Surtos de Doenças , Carne/microbiologia , Intoxicação Alimentar por Salmonella/epidemiologia , Adolescente , Adulto , Idoso , Idoso de 80 Anos ou mais , Animais , Bovinos , Criança , Pré-Escolar , Feminino , Microbiologia de Alimentos , Humanos , Lactente , Masculino , Pessoa de Meia-Idade , Salmonella enterica/genética , Salmonella enterica/isolamento & purificação , Estados Unidos/epidemiologia , Adulto Jovem
Transplantation ; 97(9): 881-9, 2014 May 15.
Artigo em Inglês | MEDLINE | ID: mdl-24827763


We describe four solid-organ transplant recipients with donor-derived West Nile virus (WNV) infection (encephalitis 3, asymptomatic 1) from a common donor residing in a region of increased WNV activity. All four transplant recipients had molecular evidence of WNV infection in their serum and/or cerebrospinal fluid (CSF) by reverse transcription polymerase chain reaction (RT-PCR) testing. Serum from the organ donor was positive for WNV IgM but negative for WNV RNA, whereas his lymph node and spleen tissues tested positive for WNV by RT-PCR. Combination therapy included intravenous immunoglobulin (4 cases), interferon (3 cases), fresh frozen plasma with WNV IgG (2 cases), and ribavirin (1 case). Two of the four transplant recipients survived.Review of the 20 published cases of organ-derived WNV infection found that this infection is associated with a high incidence of neuroinvasive disease (70%) and severe morbidity and mortality (30%). Median time to onset of symptomatic WNV infection was 13 days after transplantation (range 5-37 days). Initial unexplained fever unresponsive to antibiotic therapy followed by rapid onset of neurologic deficits was the most common clinical presentation. Confirmation of infection was made by testing serum and CSF for both WNV RNA by RT-PCR and WNV IgM by serological assays. Treatment usually included supportive care, reduction of immunosuppression, and frequent intravenous immunoglobulin. The often negative results for WNV by current RT-PCR and serological assays and the absence of clinical signs of acute infection in donors contribute to the sporadic occurrence of donor-derived WNV infection. Potential organ donors should be assessed for unexplained fever and neurological symptoms, particularly if they reside in areas of increased WNV activity.

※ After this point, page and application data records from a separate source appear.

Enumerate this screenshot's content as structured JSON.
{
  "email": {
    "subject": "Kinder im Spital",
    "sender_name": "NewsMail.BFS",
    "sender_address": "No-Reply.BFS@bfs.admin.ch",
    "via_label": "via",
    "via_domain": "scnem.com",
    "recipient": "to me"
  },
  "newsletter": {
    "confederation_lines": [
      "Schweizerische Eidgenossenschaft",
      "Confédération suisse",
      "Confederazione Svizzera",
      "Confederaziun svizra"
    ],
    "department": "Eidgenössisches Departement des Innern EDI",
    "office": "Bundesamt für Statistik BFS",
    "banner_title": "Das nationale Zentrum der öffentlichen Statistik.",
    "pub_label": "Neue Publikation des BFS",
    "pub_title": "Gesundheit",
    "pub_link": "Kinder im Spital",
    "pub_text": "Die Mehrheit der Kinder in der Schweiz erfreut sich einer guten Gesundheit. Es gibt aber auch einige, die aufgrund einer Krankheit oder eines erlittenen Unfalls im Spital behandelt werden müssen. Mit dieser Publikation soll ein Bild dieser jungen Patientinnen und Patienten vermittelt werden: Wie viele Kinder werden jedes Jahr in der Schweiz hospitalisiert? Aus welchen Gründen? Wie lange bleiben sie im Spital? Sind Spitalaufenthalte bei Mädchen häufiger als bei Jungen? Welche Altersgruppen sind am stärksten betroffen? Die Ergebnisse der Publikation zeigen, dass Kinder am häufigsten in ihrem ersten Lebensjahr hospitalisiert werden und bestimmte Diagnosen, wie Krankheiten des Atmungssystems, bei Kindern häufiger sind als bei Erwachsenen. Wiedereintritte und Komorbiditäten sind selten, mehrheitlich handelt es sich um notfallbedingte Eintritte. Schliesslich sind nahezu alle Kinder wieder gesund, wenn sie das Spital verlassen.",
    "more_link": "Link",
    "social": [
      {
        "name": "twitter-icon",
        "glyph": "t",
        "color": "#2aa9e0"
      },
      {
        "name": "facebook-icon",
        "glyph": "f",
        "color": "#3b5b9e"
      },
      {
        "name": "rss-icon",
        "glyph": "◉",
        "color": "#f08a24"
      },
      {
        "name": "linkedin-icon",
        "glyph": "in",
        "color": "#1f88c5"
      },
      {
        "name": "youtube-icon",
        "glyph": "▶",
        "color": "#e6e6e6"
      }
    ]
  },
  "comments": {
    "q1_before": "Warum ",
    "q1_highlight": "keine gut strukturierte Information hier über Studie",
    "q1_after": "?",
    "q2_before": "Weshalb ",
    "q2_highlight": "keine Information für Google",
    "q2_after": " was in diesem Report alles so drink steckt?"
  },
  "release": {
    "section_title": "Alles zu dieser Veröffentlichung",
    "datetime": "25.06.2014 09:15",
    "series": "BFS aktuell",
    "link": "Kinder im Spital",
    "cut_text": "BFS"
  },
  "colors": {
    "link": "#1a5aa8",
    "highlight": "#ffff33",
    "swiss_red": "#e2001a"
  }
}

Transplante de Órgãos/efeitos adversos , Doadores de Tecidos , Febre do Nilo Ocidental/complicações , Anticorpos Antivirais/sangue , Humanos , Imunoglobulina M/imunologia , Imunossupressores/uso terapêutico , Transplante de Rim/efeitos adversos , Transplante de Fígado/efeitos adversos , Transplante de Pulmão/efeitos adversos , Linfonodos/patologia , Masculino , Pessoa de Meia-Idade , RNA Viral/sangue , Baço/patologia , Febre do Nilo Ocidental/sangue , Febre do Nilo Ocidental/líquido cefalorraquidiano , Febre do Nilo Ocidental/terapia , Vírus do Nilo Ocidental